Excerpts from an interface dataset

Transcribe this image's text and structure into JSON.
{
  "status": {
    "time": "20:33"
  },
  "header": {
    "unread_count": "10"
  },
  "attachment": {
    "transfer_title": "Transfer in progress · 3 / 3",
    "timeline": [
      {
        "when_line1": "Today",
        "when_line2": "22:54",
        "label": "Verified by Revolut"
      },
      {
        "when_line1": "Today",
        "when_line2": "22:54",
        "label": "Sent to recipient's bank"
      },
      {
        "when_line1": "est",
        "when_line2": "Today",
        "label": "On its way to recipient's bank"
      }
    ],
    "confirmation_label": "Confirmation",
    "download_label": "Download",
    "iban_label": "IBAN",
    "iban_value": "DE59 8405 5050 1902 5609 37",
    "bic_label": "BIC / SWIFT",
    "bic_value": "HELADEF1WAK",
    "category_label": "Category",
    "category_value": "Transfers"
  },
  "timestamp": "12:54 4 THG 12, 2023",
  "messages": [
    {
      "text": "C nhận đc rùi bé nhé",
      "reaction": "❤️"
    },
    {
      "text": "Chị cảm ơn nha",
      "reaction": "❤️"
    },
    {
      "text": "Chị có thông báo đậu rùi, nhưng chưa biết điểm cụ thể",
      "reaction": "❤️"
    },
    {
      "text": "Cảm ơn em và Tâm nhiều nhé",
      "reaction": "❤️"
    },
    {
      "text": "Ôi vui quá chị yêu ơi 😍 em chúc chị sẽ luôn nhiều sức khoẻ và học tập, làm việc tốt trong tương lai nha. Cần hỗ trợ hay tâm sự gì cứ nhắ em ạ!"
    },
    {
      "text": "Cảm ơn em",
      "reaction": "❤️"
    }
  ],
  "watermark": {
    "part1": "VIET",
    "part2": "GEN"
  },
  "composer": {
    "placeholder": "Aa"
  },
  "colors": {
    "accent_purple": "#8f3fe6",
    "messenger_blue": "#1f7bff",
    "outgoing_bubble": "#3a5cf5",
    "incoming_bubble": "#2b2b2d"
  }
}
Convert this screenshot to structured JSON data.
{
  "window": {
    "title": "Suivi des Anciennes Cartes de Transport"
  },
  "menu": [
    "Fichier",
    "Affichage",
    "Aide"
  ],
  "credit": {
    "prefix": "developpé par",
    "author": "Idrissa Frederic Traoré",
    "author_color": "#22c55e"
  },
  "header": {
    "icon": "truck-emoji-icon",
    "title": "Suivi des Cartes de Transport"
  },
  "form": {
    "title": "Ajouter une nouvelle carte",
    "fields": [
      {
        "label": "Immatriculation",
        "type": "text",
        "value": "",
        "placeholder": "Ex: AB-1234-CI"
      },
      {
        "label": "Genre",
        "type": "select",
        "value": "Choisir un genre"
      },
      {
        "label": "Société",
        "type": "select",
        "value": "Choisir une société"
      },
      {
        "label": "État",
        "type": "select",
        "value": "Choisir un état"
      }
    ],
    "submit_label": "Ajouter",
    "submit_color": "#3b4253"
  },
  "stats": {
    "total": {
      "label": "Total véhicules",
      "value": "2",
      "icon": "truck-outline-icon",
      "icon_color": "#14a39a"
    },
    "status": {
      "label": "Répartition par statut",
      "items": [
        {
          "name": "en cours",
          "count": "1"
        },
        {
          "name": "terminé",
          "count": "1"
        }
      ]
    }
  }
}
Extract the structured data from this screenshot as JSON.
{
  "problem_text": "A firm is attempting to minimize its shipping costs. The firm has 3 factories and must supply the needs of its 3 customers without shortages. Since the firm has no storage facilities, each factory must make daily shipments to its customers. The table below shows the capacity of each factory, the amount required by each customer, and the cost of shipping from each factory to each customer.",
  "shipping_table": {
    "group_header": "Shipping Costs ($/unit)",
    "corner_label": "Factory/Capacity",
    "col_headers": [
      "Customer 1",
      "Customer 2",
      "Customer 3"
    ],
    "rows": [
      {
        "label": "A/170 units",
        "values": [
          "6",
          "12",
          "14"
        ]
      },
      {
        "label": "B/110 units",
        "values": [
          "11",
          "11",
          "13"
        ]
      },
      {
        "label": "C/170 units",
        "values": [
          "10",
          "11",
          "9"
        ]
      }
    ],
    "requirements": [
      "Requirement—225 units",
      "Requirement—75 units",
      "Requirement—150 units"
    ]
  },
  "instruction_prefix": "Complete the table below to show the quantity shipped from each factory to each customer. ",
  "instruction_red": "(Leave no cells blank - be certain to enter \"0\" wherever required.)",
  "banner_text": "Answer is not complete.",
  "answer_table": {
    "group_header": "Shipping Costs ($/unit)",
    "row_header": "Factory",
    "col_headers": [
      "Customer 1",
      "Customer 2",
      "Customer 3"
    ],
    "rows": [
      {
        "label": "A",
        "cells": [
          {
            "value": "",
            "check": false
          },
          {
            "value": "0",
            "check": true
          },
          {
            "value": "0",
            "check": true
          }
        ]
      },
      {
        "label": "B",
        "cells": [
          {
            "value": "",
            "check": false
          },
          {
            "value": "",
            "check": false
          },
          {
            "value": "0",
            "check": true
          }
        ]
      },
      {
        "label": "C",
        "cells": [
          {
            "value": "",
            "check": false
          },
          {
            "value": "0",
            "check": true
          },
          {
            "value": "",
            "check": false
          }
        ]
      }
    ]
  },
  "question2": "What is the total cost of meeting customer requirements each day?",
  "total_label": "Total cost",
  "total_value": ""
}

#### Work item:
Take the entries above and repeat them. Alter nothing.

#### Solution below:
Transcribe this image's text and structure into JSON.
{
  "status": {
    "time": "20:33"
  },
  "header": {
    "unread_count": "10"
  },
  "attachment": {
    "transfer_title": "Transfer in progress · 3 / 3",
    "timeline": [
      {
        "when_line1": "Today",
        "when_line2": "22:54",
        "label": "Verified by Revolut"
      },
      {
        "when_line1": "Today",
        "when_line2": "22:54",
        "label": "Sent to recipient's bank"
      },
      {
        "when_line1": "est",
        "when_line2": "Today",
        "label": "On its way to recipient's bank"
      }
    ],
    "confirmation_label": "Confirmation",
    "download_label": "Download",
    "iban_label": "IBAN",
    "iban_value": "DE59 8405 5050 1902 5609 37",
    "bic_label": "BIC / SWIFT",
    "bic_value": "HELADEF1WAK",
    "category_label": "Category",
    "category_value": "Transfers"
  },
  "timestamp": "12:54 4 THG 12, 2023",
  "messages": [
    {
      "text": "C nhận đc rùi bé nhé",
      "reaction": "❤️"
    },
    {
      "text": "Chị cảm ơn nha",
      "reaction": "❤️"
    },
    {
      "text": "Chị có thông báo đậu rùi, nhưng chưa biết điểm cụ thể",
      "reaction": "❤️"
    },
    {
      "text": "Cảm ơn em và Tâm nhiều nhé",
      "reaction": "❤️"
    },
    {
      "text": "Ôi vui quá chị yêu ơi 😍 em chúc chị sẽ luôn nhiều sức khoẻ và học tập, làm việc tốt trong tương lai nha. Cần hỗ trợ hay tâm sự gì cứ nhắ em ạ!"
    },
    {
      "text": "Cảm ơn em",
      "reaction": "❤️"
    }
  ],
  "watermark": {
    "part1": "VIET",
    "part2": "GEN"
  },
  "composer": {
    "placeholder": "Aa"
  },
  "colors": {
    "accent_purple": "#8f3fe6",
    "messenger_blue": "#1f7bff",
    "outgoing_bubble": "#3a5cf5",
    "incoming_bubble": "#2b2b2d"
  }
}
Convert this screenshot to structured JSON data.
{
  "window": {
    "title": "Suivi des Anciennes Cartes de Transport"
  },
  "menu": [
    "Fichier",
    "Affichage",
    "Aide"
  ],
  "credit": {
    "prefix": "developpé par",
    "author": "Idrissa Frederic Traoré",
    "author_color": "#22c55e"
  },
  "header": {
    "icon": "truck-emoji-icon",
    "title": "Suivi des Cartes de Transport"
  },
  "form": {
    "title": "Ajouter une nouvelle carte",
    "fields": [
      {
        "label": "Immatriculation",
        "type": "text",
        "value": "",
        "placeholder": "Ex: AB-1234-CI"
      },
      {
        "label": "Genre",
        "type": "select",
        "value": "Choisir un genre"
      },
      {
        "label": "Société",
        "type": "select",
        "value": "Choisir une société"
      },
      {
        "label": "État",
        "type": "select",
        "value": "Choisir un état"
      }
    ],
    "submit_label": "Ajouter",
    "submit_color": "#3b4253"
  },
  "stats": {
    "total": {
      "label": "Total véhicules",
      "value": "2",
      "icon": "truck-outline-icon",
      "icon_color": "#14a39a"
    },
    "status": {
      "label": "Répartition par statut",
      "items": [
        {
          "name": "en cours",
          "count": "1"
        },
        {
          "name": "terminé",
          "count": "1"
        }
      ]
    }
  }
}
Extract the structured data from this screenshot as JSON.
{
  "problem_text": "A firm is attempting to minimize its shipping costs. The firm has 3 factories and must supply the needs of its 3 customers without shortages. Since the firm has no storage facilities, each factory must make daily shipments to its customers. The table below shows the capacity of each factory, the amount required by each customer, and the cost of shipping from each factory to each customer.",
  "shipping_table": {
    "group_header": "Shipping Costs ($/unit)",
    "corner_label": "Factory/Capacity",
    "col_headers": [
      "Customer 1",
      "Customer 2",
      "Customer 3"
    ],
    "rows": [
      {
        "label": "A/170 units",
        "values": [
          "6",
          "12",
          "14"
        ]
      },
      {
        "label": "B/110 units",
        "values": [
          "11",
          "11",
          "13"
        ]
      },
      {
        "label": "C/170 units",
        "values": [
          "10",
          "11",
          "9"
        ]
      }
    ],
    "requirements": [
      "Requirement—225 units",
      "Requirement—75 units",
      "Requirement—150 units"
    ]
  },
  "instruction_prefix": "Complete the table below to show the quantity shipped from each factory to each customer. ",
  "instruction_red": "(Leave no cells blank - be certain to enter \"0\" wherever required.)",
  "banner_text": "Answer is not complete.",
  "answer_table": {
    "group_header": "Shipping Costs ($/unit)",
    "row_header": "Factory",
    "col_headers": [
      "Customer 1",
      "Customer 2",
      "Customer 3"
    ],
    "rows": [
      {
        "label": "A",
        "cells": [
          {
            "value": "",
            "check": false
          },
          {
            "value": "0",
            "check": true
          },
          {
            "value": "0",
            "check": true
          }
        ]
      },
      {
        "label": "B",
        "cells": [
          {
            "value": "",
            "check": false
          },
          {
            "value": "",
            "check": false
          },
          {
            "value": "0",
            "check": true
          }
        ]
      },
      {
        "label": "C",
        "cells": [
          {
            "value": "",
            "check": false
          },
          {
            "value": "0",
            "check": true
          },
          {
            "value": "",
            "check": false
          }
        ]
      }
    ]
  },
  "question2": "What is the total cost of meeting customer requirements each day?",
  "total_label": "Total cost",
  "total_value": ""
}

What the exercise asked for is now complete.